(Element data from apps and pages)
◆ ◆ ◆
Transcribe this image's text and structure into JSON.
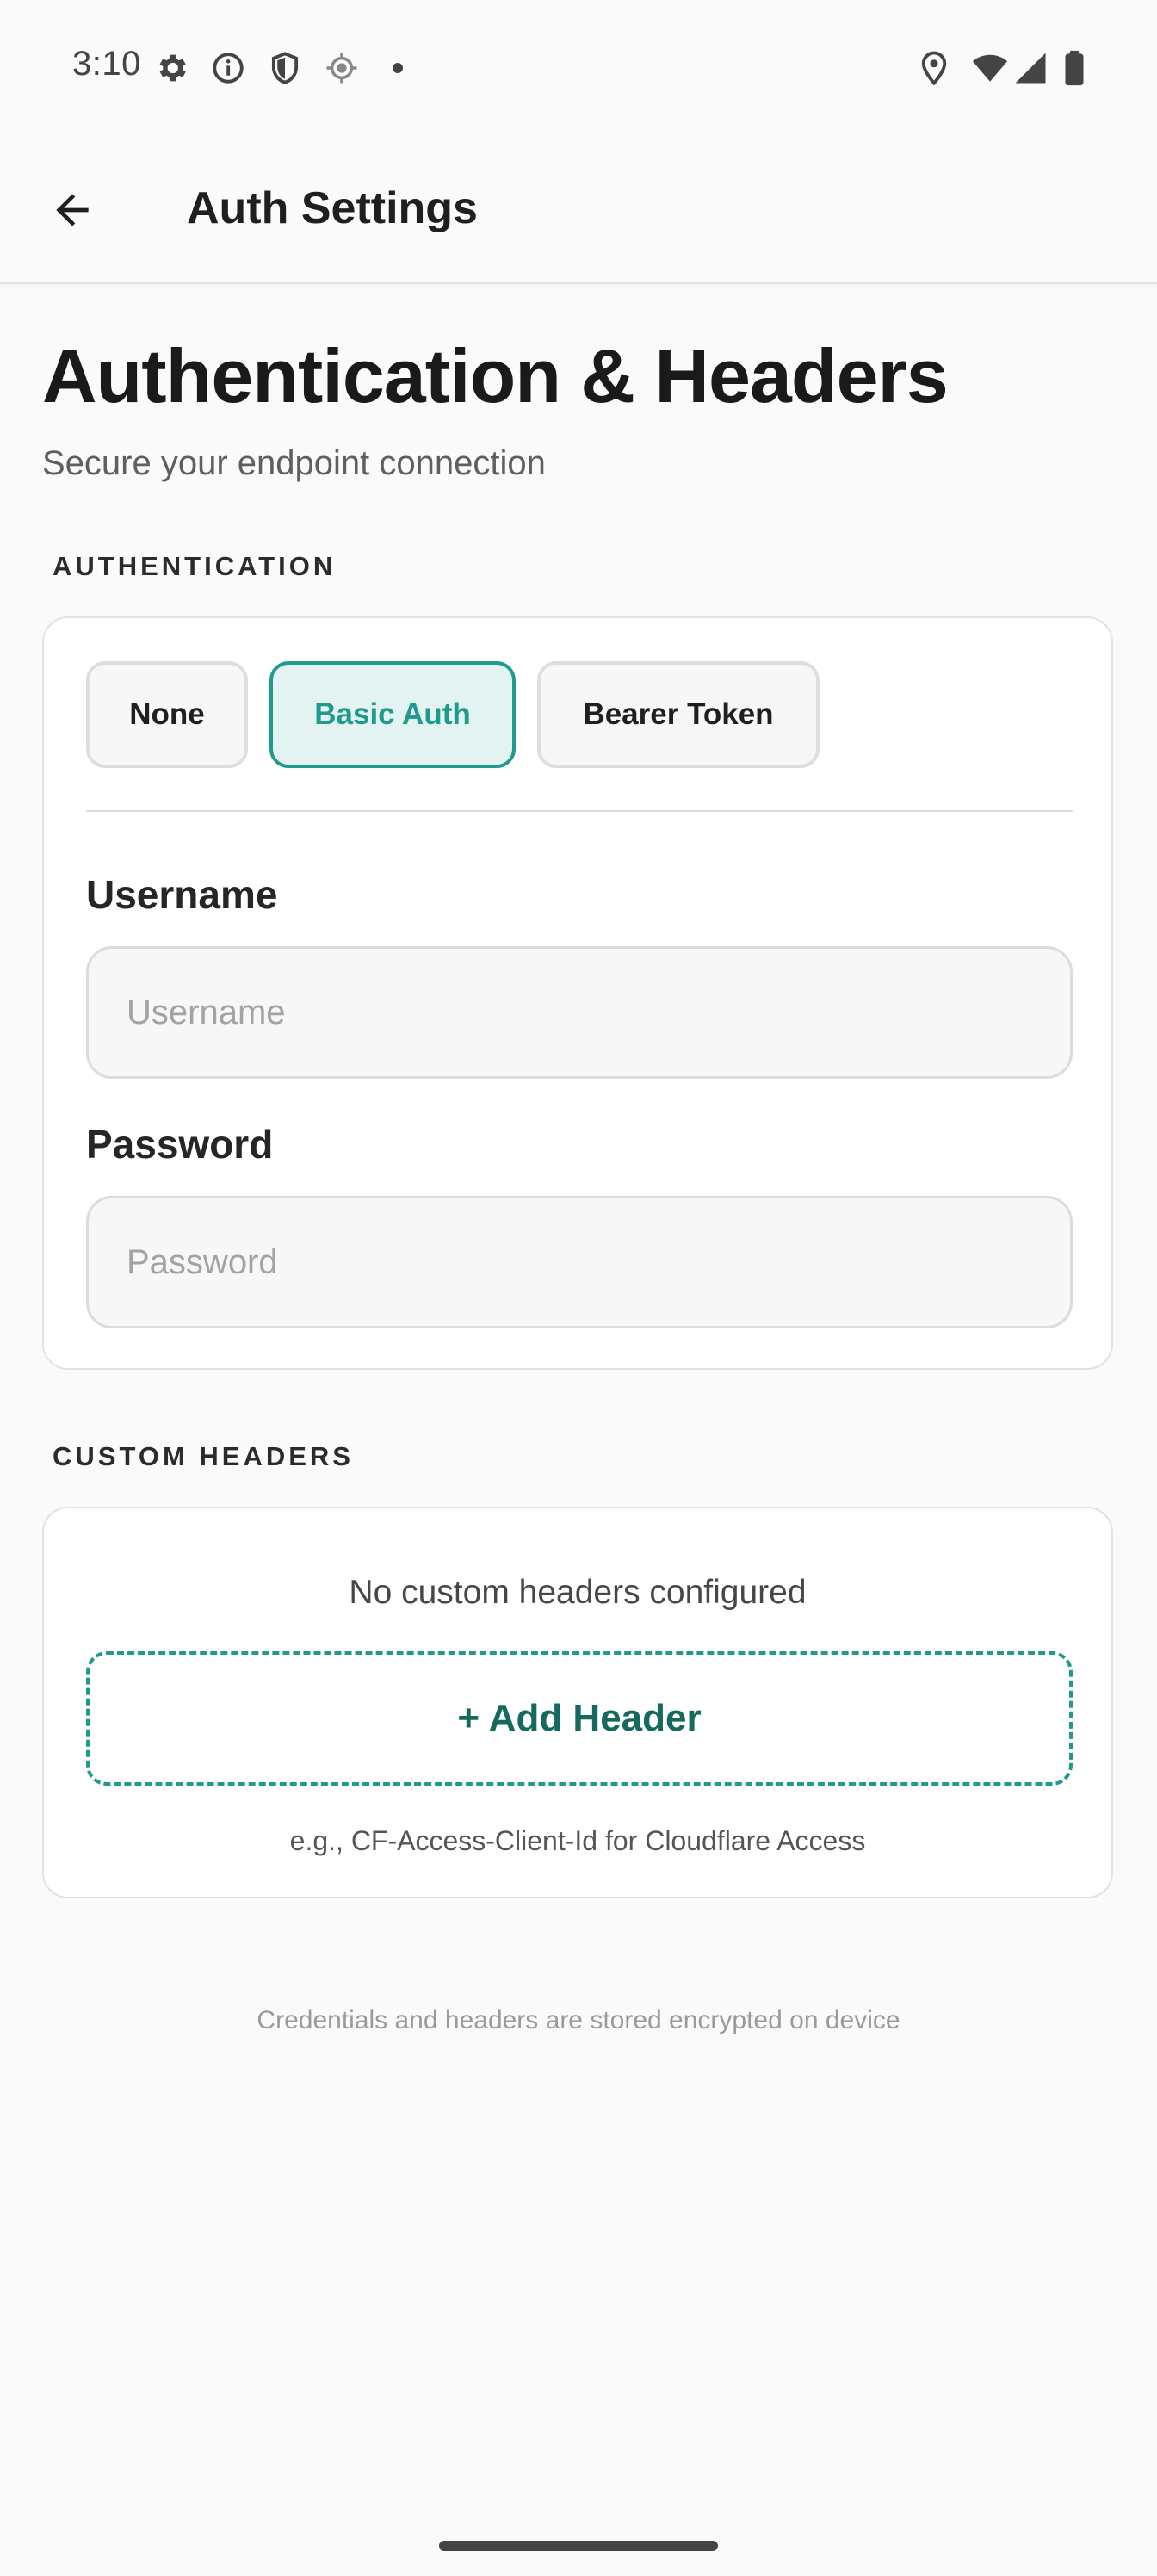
{
  "status_bar": {
    "time": "3:10",
    "left_icons": [
      "gear-icon",
      "info-icon",
      "shield-icon",
      "location-target-icon",
      "dot-icon"
    ],
    "right_icons": [
      "location-pin-icon",
      "wifi-icon",
      "cell-signal-icon",
      "battery-icon"
    ]
  },
  "app_bar": {
    "title": "Auth Settings",
    "back_icon": "arrow-left-icon"
  },
  "header": {
    "title": "Authentication & Headers",
    "subtitle": "Secure your endpoint connection"
  },
  "authentication": {
    "section_label": "AUTHENTICATION",
    "options": [
      {
        "label": "None",
        "selected": false
      },
      {
        "label": "Basic Auth",
        "selected": true
      },
      {
        "label": "Bearer Token",
        "selected": false
      }
    ],
    "username": {
      "label": "Username",
      "placeholder": "Username",
      "value": ""
    },
    "password": {
      "label": "Password",
      "placeholder": "Password",
      "value": ""
    }
  },
  "custom_headers": {
    "section_label": "CUSTOM HEADERS",
    "empty_text": "No custom headers configured",
    "add_button_label": "+ Add Header",
    "hint": "e.g., CF-Access-Client-Id for Cloudflare Access"
  },
  "footer": {
    "note": "Credentials and headers are stored encrypted on device"
  },
  "colors": {
    "accent": "#1f9a8c",
    "accent_dark": "#16695f",
    "accent_bg": "#e3f3f1",
    "background": "#fafafa"
  }
}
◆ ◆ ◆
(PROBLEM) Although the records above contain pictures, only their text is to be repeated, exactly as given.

(FINISHED TASK)
Transcribe this image's text and structure into JSON.
{
  "status_bar": {
    "time": "3:10",
    "left_icons": [
      "gear-icon",
      "info-icon",
      "shield-icon",
      "location-target-icon",
      "dot-icon"
    ],
    "right_icons": [
      "location-pin-icon",
      "wifi-icon",
      "cell-signal-icon",
      "battery-icon"
    ]
  },
  "app_bar": {
    "title": "Auth Settings",
    "back_icon": "arrow-left-icon"
  },
  "header": {
    "title": "Authentication & Headers",
    "subtitle": "Secure your endpoint connection"
  },
  "authentication": {
    "section_label": "AUTHENTICATION",
    "options": [
      {
        "label": "None",
        "selected": false
      },
      {
        "label": "Basic Auth",
        "selected": true
      },
      {
        "label": "Bearer Token",
        "selected": false
      }
    ],
    "username": {
      "label": "Username",
      "placeholder": "Username",
      "value": ""
    },
    "password": {
      "label": "Password",
      "placeholder": "Password",
      "value": ""
    }
  },
  "custom_headers": {
    "section_label": "CUSTOM HEADERS",
    "empty_text": "No custom headers configured",
    "add_button_label": "+ Add Header",
    "hint": "e.g., CF-Access-Client-Id for Cloudflare Access"
  },
  "footer": {
    "note": "Credentials and headers are stored encrypted on device"
  },
  "colors": {
    "accent": "#1f9a8c",
    "accent_dark": "#16695f",
    "accent_bg": "#e3f3f1",
    "background": "#fafafa"
  }
}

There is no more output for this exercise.